Work to be completed:
Using the data below, copy each line that includes the word "true".

Component data from apps and pages:
- - - -

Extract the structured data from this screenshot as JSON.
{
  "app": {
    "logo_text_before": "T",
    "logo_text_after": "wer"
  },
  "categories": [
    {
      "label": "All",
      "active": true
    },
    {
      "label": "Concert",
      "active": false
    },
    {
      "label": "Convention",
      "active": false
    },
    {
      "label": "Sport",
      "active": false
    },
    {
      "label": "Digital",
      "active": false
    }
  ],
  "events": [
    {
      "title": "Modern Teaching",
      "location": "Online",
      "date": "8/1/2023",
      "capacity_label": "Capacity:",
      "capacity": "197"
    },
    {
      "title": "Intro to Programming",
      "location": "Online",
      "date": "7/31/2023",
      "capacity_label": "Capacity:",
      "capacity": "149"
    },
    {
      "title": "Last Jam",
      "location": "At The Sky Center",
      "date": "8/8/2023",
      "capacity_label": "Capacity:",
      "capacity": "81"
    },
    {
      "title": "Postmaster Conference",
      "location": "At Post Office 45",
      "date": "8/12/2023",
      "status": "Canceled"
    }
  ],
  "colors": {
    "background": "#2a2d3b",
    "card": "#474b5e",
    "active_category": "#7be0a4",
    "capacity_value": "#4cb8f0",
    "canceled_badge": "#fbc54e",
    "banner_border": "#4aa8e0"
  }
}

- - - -

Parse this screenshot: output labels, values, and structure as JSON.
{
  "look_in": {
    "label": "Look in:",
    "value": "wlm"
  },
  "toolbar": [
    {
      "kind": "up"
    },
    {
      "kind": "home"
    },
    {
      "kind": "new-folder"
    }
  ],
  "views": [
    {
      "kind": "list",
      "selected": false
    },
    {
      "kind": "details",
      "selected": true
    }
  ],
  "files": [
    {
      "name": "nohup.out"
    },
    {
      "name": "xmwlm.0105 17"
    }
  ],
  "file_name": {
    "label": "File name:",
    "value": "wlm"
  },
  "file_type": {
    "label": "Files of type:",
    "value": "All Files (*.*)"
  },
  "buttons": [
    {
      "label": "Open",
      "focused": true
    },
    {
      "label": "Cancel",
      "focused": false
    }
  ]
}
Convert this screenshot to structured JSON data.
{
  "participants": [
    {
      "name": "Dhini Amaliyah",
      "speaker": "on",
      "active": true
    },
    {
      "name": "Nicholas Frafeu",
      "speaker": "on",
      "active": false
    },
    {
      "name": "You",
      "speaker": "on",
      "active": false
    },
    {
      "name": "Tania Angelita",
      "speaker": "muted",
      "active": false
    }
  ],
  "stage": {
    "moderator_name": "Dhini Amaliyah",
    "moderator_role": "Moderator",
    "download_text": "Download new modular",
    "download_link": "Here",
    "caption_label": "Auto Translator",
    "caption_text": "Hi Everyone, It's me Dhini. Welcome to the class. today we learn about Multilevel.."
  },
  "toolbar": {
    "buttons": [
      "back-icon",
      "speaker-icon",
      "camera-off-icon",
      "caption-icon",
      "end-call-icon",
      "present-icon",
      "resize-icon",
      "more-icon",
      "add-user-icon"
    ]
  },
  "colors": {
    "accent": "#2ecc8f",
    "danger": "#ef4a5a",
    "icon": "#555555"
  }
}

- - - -

Answer:
      "active": true
      "selected": true
      "focused": true
      "active": true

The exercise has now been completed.